Alcoholics Anonymous, page 34, More About Alcoholism
Of the many internal rearrangements I experienced as a result of the steps of Alcoholics Anonymous, the most profound was in how I understood the disease. This shift was a direct result of being able to align the experience and pain of my repeated relapses with the explanation of the disease in the first 63 pages of the Alcoholics Anonymous text book (with the help of a terrific teacher). Ideas and concepts I had held for decades about the nature of alcoholism were rendered embarassingly inaccurate. Many of the AA sayings I had chanted effortlessly for years (just don't pick up the first drink!) suddenly felt like codependent sloganeering.
Had you asked me several years ago what the difference was between a drinking problem and alcoholism, I would have likely responded "not much." Try to explain it to me? I'd have politely nodded but dismissed you as someone with way too much time on their hands. I simply was not there-- I had double digit sobriety, a good life and the assurance that by keeping my memory green about where alcohol had taken me, I'd never drink again. I've since learned that alcoholism is cunning and baffling; it can also masquerade as sobriety. In retrospect, I was unaware that the very proclamations I valued as manifestations of my sobriety were really untreated alcoholism. And it was biding its time, trying to find another way in.

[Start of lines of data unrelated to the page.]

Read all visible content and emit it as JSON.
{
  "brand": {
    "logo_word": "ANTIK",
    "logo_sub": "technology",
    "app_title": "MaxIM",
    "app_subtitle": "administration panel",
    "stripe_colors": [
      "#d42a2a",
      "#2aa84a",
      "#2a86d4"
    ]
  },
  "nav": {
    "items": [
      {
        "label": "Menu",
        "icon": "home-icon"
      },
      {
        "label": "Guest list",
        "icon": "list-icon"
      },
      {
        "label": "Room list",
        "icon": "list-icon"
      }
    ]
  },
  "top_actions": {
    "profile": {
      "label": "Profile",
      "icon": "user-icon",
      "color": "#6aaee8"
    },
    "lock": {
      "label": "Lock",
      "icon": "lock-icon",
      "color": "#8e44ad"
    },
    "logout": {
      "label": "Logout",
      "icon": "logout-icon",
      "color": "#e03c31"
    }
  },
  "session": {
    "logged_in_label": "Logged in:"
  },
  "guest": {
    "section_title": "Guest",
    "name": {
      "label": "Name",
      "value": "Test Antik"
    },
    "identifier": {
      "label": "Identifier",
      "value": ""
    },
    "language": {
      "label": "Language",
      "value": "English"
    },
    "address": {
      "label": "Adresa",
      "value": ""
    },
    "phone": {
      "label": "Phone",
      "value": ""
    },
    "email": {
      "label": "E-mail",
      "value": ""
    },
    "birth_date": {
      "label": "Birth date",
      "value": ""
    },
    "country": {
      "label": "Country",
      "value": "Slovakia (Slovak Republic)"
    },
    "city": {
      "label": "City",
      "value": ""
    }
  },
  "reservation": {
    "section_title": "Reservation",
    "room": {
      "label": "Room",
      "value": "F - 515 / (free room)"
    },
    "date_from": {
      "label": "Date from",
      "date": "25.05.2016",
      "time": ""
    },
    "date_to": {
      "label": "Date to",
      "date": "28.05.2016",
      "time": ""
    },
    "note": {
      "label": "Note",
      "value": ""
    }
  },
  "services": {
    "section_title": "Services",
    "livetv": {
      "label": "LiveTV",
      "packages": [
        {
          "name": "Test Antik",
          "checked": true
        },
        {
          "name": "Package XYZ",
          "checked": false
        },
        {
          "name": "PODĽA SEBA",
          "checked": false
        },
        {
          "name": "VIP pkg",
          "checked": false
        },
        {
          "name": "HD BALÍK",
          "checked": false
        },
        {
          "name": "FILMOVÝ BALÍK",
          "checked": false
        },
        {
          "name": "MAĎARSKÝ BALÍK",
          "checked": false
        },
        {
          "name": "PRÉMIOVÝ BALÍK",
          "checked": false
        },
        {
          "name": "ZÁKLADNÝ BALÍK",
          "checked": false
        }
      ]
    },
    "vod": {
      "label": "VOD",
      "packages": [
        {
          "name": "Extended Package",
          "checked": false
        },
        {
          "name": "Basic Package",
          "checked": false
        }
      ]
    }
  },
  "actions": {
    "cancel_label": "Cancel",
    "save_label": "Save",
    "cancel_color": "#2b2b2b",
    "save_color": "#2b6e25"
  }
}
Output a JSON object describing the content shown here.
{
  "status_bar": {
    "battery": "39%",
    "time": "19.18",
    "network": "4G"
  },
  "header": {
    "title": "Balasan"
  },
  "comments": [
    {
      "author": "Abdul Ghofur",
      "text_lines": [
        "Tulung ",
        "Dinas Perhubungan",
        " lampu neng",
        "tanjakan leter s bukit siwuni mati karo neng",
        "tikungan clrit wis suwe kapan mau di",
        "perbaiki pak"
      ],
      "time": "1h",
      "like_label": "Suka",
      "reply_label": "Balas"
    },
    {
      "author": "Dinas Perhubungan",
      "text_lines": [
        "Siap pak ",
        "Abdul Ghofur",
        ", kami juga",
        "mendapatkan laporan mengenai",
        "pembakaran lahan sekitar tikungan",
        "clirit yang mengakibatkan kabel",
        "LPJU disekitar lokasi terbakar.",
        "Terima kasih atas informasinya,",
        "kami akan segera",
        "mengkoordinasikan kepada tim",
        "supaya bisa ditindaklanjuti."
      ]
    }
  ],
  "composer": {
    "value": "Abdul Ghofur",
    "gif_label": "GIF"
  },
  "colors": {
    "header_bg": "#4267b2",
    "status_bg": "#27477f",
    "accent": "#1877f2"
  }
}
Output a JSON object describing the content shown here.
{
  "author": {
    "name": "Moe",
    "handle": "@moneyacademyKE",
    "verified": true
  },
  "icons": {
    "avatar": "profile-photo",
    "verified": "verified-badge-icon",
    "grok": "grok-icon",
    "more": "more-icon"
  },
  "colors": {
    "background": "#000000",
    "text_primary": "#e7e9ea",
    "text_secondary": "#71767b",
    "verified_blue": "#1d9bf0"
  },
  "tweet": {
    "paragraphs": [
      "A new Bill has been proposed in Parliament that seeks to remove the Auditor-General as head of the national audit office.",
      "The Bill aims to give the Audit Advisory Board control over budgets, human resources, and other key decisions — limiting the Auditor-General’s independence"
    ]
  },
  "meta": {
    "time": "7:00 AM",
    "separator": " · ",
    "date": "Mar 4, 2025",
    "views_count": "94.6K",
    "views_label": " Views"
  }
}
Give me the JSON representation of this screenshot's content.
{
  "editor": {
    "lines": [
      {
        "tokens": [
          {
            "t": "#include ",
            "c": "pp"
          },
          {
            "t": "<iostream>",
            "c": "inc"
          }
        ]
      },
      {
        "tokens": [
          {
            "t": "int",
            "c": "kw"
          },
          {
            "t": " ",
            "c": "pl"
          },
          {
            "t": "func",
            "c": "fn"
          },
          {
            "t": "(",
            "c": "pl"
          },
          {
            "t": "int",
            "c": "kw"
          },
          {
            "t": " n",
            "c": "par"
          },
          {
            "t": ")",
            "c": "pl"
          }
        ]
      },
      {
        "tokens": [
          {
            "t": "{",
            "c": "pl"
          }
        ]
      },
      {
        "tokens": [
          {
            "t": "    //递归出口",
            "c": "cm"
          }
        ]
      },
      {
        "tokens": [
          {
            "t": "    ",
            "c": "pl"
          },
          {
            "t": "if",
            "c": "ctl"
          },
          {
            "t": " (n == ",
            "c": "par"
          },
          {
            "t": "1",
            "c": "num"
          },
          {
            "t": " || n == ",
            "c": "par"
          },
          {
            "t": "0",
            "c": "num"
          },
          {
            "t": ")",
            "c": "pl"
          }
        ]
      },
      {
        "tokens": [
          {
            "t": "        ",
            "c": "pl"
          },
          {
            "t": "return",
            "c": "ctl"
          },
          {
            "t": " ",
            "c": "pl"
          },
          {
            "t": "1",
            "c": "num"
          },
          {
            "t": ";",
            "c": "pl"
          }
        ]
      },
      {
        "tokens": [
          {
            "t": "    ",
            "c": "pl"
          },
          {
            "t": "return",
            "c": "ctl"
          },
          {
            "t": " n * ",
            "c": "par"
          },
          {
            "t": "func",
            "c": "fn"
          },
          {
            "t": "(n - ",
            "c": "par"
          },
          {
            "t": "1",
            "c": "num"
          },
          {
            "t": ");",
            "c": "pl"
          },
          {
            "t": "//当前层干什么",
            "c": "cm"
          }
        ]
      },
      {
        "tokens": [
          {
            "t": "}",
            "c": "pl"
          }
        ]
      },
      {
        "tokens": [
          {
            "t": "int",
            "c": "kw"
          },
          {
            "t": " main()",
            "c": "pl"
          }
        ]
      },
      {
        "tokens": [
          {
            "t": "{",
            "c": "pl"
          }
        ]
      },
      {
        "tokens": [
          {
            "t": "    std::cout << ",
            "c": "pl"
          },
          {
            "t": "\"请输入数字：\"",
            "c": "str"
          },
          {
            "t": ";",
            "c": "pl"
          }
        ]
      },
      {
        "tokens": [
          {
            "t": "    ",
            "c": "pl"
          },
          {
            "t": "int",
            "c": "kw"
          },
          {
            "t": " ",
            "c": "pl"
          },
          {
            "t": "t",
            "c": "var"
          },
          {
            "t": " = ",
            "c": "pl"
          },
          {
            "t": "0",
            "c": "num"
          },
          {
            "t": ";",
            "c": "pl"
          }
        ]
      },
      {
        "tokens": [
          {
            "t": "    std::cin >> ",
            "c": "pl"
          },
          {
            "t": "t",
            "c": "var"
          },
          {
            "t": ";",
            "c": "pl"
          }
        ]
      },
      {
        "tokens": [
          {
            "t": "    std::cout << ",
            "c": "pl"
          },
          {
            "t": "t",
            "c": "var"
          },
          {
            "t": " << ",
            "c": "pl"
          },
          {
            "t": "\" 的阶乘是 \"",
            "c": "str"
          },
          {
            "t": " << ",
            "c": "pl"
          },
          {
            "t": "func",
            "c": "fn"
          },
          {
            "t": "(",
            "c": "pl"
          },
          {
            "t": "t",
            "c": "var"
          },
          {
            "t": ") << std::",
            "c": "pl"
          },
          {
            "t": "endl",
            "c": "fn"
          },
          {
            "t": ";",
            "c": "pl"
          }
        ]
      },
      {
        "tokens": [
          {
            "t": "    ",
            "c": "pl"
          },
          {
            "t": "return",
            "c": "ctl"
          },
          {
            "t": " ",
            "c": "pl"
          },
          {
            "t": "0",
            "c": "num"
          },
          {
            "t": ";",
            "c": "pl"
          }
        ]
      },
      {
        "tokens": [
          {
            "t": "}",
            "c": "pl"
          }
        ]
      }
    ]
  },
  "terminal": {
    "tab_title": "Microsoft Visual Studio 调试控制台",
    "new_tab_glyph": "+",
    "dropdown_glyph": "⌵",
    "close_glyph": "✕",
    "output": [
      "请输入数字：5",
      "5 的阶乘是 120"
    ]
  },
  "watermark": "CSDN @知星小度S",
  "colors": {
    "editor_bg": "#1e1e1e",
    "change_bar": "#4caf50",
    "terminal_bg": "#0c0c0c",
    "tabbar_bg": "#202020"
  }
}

But back to the point of the post-- what's the difference? I see it this way: the person with a drinking problem should stop, and usually can. The person with alcoholism must stop and cannot....